William Evanina, the country's top counterintelligence official, sounded the alarm on Tuesday about China devoting "ungodly resources" and waging "more aggressive" tactics to conduct espionage against the United States.
Evanina, who has served as director of the National Counterintelligence and Security Center since 2014, appeared on the Sept. 4 "Intelligence Matters" podcast episode with CBS News senior national security contributor Michael Morell, where the pair discussed China's ongoing espionage war on the United States and how the country is in a category of its own compared to Russia and Iran.
"It's a persistent thousand grains of sand," Evanina said. "They hit our academia, our industry, our research development, and obviously our government. The FBI has arrested double-digit individuals in the last year or so—all for spying on behalf of China."

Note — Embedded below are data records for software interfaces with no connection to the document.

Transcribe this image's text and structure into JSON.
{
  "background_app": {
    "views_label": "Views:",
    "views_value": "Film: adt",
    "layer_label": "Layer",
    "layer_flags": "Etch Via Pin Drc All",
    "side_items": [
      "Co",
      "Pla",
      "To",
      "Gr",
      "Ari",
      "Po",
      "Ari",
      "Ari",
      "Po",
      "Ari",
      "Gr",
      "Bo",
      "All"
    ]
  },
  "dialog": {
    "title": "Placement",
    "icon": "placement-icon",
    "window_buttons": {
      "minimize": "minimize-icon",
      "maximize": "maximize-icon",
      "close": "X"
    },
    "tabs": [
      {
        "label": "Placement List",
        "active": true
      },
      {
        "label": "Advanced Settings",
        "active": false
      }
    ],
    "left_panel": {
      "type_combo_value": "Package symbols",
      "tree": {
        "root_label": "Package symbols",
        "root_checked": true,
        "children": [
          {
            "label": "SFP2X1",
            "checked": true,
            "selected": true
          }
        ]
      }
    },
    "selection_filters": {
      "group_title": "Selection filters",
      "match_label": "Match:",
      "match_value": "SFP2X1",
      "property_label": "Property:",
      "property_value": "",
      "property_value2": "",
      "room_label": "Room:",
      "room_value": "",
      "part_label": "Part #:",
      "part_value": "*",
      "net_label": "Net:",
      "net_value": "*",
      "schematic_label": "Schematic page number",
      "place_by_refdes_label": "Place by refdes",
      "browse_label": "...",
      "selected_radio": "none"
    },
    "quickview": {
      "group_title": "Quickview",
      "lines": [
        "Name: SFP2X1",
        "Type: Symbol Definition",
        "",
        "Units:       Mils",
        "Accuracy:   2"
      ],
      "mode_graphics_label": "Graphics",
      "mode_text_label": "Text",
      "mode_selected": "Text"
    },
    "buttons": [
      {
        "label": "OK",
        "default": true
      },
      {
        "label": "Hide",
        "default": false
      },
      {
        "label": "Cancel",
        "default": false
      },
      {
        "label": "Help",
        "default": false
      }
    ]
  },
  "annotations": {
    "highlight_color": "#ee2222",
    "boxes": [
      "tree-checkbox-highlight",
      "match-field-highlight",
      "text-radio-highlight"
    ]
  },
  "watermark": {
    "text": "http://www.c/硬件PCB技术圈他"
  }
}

"China is number one," he said. "Existentially, long term, they're the largest threat to our national security, bar none—it's not even close."
"They bring ungodly resources that we can't handle right now," he added.
Over the last several months, national security officials, including FBI Director Christopher Wray, have warned about China's espionage capabilities. Wray spoke at the Aspen Security Forum in July where he warned about China from a counterintelligence perspective, saying the nation represents "the broadest, most challenging threat we face at this time," according to CBS News.
"The volume of it, the pervasiveness of it, the significance of it, is something this country cannot underestimate," Wray said.
Evanina echoed Wray's assessment, talking about China's economic and cyber espionage efforts to target U.S. intellectual property and critical infrastructure. He said there was a brief pause in their activities in 2015 after former President Barack Obama and Chinese President Xi Jinping pledged to refrain from computer-enabled theft of intellectual property for commercial gain. However, the pause was short-lived and China soon resumed its original pace.
"It's too successful for the Chinese to stop their theft," Evanina said. "They have the numbers, the resources; they have the will and the intent."
"And they're intent to have a holistic mindset, a whole-government mindset [on] how to take from us what they need," he emphasized.
Evanina also spoke about the evolution of Russia's espionage tactics. He observed that, like China, Russia's espionage tactics have evolved to take advantage of Americans' open-society traditions. Referring to the recent indictment of alleged Russian agent charged in July with conspiracy to act as an agent of Russia, including by building ties to the leadership of the National Rifle Association and other conservative political organizations., he said, "I think you'll see the progress now with Maria [Butina] here, that they realize that opportunity hiding in plain sight is the ability to work here in the U.S. with open society." Butina was
Prior to joining the NCSC, Evanina served as chief of the Counterespionage Group for the Central Intelligence Agency (CIA) and worked for the FBI. While at the latter, he was part of a team that for years surveilled a network of Russian intelligence agents that operated without diplomatic protection as so-called "illegals." His arrests in 2010 led to a high-level prisoner exchange between the United States and Russia.
The NCSC director suggested Russian and Chinese intelligence services have ramped up their operations in areas beyond the territorial United States, including Africa, Mexico and Cuba. He said Cuba was on top of his "worry list."
"The capabilities … with the Cuban Intelligence Service for decades are silent but deadly," he said. "But when you add the amount of Russian intelligence services now and Chinese intelligence services on the island of Cuba, it becomes a very problematic geographic area for us."
Listen to the full "Intelligence Matters" podcast with host Michael Morell and William Evanina: